- **Excerpted records**:
—————
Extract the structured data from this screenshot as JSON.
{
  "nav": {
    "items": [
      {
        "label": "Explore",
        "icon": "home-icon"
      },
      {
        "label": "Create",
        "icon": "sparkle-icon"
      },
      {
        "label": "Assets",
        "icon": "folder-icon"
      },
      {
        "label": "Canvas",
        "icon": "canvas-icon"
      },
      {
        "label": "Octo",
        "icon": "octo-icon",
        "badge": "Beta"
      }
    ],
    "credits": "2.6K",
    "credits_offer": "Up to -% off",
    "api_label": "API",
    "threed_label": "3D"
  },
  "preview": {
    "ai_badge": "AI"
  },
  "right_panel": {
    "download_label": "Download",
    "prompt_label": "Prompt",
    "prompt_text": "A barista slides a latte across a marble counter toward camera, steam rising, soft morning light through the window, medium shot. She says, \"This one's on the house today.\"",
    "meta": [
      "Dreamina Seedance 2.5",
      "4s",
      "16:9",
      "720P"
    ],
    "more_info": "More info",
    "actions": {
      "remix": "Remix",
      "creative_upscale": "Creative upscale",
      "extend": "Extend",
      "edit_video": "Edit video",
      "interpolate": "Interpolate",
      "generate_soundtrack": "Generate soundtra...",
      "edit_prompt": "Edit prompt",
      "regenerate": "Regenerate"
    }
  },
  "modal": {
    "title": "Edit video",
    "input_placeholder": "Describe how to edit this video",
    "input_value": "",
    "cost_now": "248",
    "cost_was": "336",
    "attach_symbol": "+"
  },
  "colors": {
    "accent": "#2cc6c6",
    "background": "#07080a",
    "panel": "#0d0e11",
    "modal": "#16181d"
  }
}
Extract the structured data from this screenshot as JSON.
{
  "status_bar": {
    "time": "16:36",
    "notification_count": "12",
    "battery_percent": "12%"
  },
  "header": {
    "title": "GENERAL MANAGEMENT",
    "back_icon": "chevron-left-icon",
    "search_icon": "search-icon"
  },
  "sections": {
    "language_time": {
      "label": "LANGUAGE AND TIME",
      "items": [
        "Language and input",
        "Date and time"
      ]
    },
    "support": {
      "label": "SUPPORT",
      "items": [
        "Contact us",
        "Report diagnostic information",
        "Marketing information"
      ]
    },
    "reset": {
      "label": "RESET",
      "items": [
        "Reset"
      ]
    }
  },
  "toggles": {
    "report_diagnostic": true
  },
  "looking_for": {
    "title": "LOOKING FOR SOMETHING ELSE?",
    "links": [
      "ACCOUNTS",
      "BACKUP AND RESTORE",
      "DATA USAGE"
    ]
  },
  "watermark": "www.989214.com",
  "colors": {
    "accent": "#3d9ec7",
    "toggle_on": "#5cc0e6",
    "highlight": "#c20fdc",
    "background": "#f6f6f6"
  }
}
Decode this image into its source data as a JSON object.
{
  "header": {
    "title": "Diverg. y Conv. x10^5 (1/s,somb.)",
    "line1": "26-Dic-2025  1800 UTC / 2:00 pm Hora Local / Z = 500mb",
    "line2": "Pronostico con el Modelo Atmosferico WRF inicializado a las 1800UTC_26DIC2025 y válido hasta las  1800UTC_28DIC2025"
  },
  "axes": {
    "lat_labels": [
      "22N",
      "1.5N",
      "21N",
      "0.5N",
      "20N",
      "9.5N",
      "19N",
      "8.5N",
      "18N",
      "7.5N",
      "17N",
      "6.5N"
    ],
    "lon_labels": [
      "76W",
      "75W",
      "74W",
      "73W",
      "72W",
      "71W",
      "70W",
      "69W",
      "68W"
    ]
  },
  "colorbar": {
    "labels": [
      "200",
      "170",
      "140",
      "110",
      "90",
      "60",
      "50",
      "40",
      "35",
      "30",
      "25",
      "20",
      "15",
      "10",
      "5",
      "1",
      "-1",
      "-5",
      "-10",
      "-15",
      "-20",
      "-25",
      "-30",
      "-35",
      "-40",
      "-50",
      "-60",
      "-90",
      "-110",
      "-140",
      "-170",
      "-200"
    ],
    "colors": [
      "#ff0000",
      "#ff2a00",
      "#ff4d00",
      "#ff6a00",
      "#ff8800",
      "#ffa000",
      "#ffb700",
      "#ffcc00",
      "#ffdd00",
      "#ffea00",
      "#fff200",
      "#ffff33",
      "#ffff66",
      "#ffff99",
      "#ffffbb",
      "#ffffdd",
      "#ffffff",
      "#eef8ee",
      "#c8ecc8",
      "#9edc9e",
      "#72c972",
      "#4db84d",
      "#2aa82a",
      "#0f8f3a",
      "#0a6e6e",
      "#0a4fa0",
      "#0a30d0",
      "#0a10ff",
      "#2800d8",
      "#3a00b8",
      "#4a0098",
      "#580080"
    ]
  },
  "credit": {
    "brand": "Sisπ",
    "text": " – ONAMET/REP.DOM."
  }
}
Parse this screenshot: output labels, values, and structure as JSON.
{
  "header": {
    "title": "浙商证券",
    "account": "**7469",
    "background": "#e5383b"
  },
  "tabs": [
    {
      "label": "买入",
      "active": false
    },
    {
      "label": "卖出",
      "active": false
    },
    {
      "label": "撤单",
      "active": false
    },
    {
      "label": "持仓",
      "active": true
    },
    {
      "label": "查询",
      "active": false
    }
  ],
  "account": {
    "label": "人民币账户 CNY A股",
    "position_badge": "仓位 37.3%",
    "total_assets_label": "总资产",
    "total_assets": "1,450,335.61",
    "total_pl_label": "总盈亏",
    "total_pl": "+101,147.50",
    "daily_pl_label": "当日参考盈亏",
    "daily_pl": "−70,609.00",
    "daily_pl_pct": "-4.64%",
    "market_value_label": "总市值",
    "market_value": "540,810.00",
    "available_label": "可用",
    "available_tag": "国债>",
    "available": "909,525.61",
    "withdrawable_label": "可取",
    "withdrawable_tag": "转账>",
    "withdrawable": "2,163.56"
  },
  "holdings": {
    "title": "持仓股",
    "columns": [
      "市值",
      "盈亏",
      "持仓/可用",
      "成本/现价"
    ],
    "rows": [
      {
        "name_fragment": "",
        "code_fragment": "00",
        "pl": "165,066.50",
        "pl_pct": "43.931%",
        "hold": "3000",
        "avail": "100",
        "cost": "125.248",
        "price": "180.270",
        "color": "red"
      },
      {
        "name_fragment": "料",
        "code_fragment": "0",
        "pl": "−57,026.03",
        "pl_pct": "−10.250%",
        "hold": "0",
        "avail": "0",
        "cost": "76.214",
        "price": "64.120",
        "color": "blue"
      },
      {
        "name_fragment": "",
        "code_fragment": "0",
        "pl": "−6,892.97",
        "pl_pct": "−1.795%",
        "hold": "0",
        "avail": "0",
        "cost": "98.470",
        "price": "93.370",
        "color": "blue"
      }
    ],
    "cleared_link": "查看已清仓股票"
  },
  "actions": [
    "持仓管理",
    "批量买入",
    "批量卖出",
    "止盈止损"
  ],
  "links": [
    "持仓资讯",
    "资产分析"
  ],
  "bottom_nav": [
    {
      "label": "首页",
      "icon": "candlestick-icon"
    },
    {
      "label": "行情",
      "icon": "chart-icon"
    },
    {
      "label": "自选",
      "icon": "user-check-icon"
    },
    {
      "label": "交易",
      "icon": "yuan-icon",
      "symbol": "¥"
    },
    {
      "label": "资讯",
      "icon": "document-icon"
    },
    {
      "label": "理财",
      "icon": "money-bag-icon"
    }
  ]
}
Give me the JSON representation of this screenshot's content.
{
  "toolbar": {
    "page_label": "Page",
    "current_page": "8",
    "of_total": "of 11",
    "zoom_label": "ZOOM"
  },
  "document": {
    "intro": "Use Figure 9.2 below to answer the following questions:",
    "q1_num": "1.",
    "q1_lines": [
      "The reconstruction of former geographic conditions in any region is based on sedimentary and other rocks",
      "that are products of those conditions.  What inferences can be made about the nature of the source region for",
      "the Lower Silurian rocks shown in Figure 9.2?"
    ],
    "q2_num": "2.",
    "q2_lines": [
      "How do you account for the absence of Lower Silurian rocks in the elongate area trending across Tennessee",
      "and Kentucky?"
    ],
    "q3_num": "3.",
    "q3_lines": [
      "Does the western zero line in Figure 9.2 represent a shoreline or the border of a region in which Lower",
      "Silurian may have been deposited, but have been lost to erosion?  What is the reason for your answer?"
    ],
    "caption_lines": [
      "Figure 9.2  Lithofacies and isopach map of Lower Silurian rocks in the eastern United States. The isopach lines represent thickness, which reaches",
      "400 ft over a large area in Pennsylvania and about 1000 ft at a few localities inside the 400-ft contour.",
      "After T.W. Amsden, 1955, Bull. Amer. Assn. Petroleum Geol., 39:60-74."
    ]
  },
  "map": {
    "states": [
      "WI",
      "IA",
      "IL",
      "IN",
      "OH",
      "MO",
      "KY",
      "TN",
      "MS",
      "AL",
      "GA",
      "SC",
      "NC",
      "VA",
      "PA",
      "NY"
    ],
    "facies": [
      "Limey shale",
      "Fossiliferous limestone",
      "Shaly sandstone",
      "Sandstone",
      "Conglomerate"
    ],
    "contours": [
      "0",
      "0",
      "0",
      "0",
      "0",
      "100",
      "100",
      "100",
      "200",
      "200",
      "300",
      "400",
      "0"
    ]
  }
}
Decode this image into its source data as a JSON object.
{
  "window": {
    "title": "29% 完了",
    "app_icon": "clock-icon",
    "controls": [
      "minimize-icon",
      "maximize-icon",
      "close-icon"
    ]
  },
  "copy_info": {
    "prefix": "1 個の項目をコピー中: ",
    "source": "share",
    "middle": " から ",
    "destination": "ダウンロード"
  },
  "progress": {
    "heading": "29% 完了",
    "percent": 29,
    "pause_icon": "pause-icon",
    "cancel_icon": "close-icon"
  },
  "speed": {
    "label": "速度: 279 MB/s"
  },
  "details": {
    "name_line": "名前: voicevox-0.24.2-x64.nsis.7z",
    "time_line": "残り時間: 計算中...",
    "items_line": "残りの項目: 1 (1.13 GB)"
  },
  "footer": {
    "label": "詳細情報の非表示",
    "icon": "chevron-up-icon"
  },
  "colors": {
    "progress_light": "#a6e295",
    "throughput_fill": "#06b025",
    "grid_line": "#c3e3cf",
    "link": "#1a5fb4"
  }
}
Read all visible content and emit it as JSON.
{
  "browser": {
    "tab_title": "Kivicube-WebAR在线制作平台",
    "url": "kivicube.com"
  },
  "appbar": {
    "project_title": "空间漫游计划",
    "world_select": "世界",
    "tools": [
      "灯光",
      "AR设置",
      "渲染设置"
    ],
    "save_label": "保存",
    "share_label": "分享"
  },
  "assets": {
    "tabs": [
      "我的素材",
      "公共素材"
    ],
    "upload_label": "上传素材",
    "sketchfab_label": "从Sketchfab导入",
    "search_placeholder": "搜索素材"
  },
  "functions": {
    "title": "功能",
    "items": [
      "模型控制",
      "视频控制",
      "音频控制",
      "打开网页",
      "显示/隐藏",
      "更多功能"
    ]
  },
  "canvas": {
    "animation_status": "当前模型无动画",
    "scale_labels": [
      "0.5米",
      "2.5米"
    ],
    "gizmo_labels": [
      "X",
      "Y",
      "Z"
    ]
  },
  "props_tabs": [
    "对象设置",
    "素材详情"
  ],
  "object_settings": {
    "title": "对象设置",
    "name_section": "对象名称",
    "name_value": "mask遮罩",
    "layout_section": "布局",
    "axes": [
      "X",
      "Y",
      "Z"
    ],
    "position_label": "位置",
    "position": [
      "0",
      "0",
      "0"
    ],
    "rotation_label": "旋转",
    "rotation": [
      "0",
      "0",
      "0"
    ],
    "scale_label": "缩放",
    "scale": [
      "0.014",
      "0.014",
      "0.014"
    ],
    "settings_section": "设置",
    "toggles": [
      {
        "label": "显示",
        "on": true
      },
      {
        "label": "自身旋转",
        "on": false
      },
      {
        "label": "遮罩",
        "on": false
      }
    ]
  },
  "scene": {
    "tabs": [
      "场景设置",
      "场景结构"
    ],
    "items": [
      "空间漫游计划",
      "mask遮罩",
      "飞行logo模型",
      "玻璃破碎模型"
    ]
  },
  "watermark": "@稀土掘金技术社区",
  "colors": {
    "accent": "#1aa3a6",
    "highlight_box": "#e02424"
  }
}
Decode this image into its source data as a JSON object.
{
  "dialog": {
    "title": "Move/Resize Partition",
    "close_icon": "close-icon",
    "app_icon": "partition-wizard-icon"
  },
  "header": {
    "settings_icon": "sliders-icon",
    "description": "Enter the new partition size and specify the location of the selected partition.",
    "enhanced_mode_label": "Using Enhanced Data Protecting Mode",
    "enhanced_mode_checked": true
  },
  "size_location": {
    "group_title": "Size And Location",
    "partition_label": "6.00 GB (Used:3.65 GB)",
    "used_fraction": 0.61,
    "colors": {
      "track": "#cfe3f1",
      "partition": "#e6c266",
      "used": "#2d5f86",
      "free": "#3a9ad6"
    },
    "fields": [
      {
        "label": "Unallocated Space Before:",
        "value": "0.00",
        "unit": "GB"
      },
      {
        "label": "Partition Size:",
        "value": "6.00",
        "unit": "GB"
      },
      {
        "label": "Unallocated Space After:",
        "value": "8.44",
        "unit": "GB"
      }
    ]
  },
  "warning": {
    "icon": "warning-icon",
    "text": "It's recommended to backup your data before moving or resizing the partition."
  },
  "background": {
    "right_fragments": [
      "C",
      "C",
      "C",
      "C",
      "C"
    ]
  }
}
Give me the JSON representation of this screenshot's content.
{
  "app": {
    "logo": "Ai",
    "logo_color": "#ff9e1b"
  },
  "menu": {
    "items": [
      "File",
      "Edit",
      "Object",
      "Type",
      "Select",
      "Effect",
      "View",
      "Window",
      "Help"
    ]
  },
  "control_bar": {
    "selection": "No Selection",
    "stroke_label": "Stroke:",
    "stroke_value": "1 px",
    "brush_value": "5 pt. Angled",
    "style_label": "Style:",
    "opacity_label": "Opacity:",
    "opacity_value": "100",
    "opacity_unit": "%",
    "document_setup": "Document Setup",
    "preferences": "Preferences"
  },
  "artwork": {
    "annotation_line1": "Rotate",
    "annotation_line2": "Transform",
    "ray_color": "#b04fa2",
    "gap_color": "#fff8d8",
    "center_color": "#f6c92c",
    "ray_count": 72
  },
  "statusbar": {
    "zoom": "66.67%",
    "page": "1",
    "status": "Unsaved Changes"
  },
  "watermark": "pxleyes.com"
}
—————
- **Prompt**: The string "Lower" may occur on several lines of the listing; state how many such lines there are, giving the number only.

- **Response**: 4